Dome Club events took place in the evenings and attracted new audiences to the museum. We made available free training for fulldome content creation and loaned the planetarium fisheye camera to enthusiasts. User-generated content was projected on the dome at every event, as well as student work from Birmingham City University next door. We screened content from international fulldome festivals and progressive digital domes around the world, and ended each evening with a full-length creative 360° film.

Below a few of the weekly Thinktank Dome Club programme leaflets, including the penultimate one censored by management.

In the penultimate leaflet I referred to an article called 'People are biased against creative ideas', from the journal Psychological Science. Yet on getting wind of this, Thinktank management prohibited me from publishing it.

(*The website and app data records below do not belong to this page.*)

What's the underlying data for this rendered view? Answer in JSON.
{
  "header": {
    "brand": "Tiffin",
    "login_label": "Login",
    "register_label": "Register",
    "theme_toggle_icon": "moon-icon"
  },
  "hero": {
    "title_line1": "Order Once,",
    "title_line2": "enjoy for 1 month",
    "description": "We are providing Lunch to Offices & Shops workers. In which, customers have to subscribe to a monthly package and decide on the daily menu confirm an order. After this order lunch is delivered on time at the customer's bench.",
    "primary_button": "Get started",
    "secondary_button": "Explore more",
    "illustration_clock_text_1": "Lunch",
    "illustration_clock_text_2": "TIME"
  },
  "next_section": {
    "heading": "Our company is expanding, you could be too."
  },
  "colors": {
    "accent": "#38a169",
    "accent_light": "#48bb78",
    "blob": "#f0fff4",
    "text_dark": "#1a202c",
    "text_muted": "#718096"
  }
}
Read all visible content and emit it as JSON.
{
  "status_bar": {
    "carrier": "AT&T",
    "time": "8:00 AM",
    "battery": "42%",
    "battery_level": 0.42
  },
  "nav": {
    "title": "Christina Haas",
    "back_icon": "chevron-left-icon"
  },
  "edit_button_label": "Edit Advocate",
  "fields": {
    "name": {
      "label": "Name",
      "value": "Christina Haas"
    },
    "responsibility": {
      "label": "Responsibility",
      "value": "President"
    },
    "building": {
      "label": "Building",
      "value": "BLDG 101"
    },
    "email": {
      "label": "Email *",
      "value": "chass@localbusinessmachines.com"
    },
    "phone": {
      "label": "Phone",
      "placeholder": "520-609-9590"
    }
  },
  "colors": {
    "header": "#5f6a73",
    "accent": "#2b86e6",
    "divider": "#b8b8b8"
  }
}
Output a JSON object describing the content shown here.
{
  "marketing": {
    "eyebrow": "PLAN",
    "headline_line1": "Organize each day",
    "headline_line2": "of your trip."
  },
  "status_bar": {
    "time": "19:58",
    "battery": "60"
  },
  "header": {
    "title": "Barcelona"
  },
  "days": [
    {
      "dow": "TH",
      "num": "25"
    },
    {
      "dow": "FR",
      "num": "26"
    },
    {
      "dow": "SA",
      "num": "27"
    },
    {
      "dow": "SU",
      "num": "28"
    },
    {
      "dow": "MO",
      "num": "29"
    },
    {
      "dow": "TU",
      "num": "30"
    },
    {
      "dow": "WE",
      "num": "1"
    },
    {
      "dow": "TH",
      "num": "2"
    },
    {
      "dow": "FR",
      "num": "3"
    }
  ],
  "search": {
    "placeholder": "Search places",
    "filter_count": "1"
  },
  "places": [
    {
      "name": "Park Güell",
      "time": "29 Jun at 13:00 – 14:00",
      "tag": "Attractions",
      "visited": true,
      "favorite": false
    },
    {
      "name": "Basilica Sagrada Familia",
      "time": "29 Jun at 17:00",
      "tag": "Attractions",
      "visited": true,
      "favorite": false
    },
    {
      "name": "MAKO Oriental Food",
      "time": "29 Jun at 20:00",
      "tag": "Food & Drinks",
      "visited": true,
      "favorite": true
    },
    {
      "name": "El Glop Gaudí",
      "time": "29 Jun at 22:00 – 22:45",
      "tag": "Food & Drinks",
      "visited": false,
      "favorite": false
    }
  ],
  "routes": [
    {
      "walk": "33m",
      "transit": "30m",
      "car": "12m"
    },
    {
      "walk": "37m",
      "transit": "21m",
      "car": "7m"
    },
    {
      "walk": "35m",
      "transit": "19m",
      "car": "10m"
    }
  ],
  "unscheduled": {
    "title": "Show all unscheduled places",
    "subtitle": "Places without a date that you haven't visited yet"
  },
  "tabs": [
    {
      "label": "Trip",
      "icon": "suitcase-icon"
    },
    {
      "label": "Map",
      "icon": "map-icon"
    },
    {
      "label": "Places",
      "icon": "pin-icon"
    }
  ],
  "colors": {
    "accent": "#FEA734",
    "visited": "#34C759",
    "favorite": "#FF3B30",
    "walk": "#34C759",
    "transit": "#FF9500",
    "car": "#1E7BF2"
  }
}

So instead, the penultimate leaflet looked like this:

By mid-2013 Dome Club had captured the attention of local Arts Council England (ACE) officials, and the local ACE Dance, Digital and Museum Relationship Managers each came along to experience the event for themselves. They were impressed and supportive, and encouraged Mario to apply for significant ACE funding to help establish Dome Club as a permanent fixture at the museum, including the creation of a separate branded planetarium entrance on the third floor.

By now Dome Club had become the eighth most popular Birmingham visitor attraction on TripAdvisor

Yet instead of embracing this unique opportunity - and despite Thinktank Museum being in dire need of 'alternative income streams via entrepreneurial initiatives' - in September 2013 Thinktank management chose to disband the planetarium team and make Mario and one of the two presenters redundant.

Sadly this short-sighted attitude towards creative initiatives is common in UK planetariums / science museums and has not gone unnoticed. British singer-songwriter Mike Batt discovered this in 2014 when no UK digital dome was interested in screening his stunning 360° production Voices in the Dark.

Happily the Dome Club initiative at Thinktank encouraged a few planetariums around the world to launch their own versions of the event and attract new audiences to their museums.

Of course I wasn't going to let my redundancy (which in retrospect turned out to be a huge blessing in disguise) bring an end to Dome Club.

I used the money from my Thinktank settlement agreement to purchase a 7m inflatable dome, and continued running Dome Club events in Birmingham at The Custard Factory (in the Old Library, January 2014) and The Q Club (May-August 2014). The capacity of the 7m dome was 30 adults (lying down) and almost all the screenings were sold out. The success of the mobile Dome Club would not have been possible without the hard work and support of Yaz Alexander.

In February 2014 I was invited to speak about Dome Club at the Selfridges Festival of Imagination

In September 2014 I moved to Bristol - and from then on the mobile Dome Club experience has been available via my business Immersive Theatres. It has been booked by music festivals, art centres, university conferences, business social events, university balls, birthday parties and even private homes.

In March 2016 I changed the name of my business to Dome Club Ltd (trading also as Immersive Theatres).

It was of course a great shock to be made redundant from Thinktank Science Museum, particularly after all I had accomplished with the planetarium alone, not to mention the entrepreneurship of Dome Club.

Thinktank Planetarium had become recognised worldwide as a leading progressive digital dome, and as soon as my redundancy was announced protest letters of support were sent to Thinktank / Birmingham Museums Trust by the International Planetarium Society [letter]; IMERSA, the organisation for Immersive Media Entertainment Research Science & Art [letter]; the Jena International Fulldome Festival [letter]; and CERN, the European Organization for Nuclear Research, with whom I was collaborating on a fulldome film about dark matter [letter].

Nevertheless, as two of the many supportive emails I received below predicted, establishing my own mobile digital dome business has been a wonderful adventure, indeed placing me in a far better place - financially, emotionally and creatively.

The Thinktank Dome Club web page, as it was in August 2013

Copyright © Mario Di Maggio. All rights reserved.